Website and app data records -
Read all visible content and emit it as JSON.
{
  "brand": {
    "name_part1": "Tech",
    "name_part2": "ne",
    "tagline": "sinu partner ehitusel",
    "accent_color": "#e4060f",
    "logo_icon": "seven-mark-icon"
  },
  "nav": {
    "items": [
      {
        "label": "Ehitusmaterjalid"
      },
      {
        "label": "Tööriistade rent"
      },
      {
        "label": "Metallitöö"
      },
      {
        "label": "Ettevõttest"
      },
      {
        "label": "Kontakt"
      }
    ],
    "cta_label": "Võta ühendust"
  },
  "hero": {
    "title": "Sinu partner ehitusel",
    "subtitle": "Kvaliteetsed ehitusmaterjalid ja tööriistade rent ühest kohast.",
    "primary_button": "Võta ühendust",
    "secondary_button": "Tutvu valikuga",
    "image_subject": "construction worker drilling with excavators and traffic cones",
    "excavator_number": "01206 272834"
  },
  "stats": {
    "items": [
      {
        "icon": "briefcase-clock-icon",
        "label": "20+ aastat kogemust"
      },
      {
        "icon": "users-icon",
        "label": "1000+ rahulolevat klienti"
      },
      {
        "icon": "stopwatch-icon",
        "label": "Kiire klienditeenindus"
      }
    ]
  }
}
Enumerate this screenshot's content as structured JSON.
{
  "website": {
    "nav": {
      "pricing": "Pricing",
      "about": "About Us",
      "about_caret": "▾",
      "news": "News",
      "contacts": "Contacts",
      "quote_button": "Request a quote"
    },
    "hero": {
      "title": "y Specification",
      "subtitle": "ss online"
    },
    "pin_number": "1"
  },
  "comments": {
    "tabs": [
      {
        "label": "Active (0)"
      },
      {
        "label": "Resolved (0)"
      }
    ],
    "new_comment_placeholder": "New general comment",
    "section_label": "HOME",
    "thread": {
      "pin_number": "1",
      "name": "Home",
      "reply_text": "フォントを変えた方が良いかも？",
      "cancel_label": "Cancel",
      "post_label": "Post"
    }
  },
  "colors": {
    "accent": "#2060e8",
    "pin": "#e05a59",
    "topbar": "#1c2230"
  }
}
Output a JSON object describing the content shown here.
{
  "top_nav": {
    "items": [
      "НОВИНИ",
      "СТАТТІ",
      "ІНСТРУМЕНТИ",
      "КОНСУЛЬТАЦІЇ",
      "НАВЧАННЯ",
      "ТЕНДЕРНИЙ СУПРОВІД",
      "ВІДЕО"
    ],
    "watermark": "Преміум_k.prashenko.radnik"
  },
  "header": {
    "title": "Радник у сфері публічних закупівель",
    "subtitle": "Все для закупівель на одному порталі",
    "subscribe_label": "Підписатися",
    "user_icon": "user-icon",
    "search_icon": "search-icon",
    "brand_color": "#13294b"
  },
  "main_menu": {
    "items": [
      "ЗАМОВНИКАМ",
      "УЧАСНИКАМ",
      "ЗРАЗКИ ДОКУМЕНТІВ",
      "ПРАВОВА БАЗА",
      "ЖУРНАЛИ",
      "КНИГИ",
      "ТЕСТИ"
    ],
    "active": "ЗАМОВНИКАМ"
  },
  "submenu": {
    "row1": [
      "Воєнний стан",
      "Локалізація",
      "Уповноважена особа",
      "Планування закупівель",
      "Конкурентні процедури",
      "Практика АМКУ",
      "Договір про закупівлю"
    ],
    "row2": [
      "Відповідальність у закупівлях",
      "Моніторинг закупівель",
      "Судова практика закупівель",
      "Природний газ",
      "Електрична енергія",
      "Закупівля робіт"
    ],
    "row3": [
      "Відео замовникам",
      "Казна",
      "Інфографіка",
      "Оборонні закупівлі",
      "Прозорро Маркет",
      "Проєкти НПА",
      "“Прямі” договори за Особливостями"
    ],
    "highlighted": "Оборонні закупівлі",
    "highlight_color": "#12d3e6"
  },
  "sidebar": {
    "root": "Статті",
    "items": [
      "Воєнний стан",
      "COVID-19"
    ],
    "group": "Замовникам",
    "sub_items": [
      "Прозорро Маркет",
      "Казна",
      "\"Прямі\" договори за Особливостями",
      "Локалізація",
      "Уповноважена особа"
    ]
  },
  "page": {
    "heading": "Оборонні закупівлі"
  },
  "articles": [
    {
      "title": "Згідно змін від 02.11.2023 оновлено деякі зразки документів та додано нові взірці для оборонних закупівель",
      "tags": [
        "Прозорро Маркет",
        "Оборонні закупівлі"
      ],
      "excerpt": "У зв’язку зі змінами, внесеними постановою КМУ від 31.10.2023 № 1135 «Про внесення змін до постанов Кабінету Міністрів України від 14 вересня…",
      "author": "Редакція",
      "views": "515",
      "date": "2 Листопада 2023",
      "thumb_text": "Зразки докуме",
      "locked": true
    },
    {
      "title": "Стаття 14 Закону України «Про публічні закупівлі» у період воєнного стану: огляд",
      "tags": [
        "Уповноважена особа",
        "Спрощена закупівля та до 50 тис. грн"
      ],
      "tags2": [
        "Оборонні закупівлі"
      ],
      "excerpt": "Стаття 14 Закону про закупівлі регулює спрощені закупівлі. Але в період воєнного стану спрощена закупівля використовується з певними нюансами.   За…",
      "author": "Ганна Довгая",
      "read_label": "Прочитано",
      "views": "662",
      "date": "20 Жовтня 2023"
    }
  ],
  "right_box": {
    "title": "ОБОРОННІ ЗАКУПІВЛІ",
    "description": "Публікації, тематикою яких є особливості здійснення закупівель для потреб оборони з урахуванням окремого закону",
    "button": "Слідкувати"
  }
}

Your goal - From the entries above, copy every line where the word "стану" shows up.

Task result -
      "title": "Стаття 14 Закону України «Про публічні закупівлі» у період воєнного стану: огляд",
      "excerpt": "Стаття 14 Закону про закупівлі регулює спрощені закупівлі. Але в період воєнного стану спрощена закупівля використовується з певними нюансами.   За…",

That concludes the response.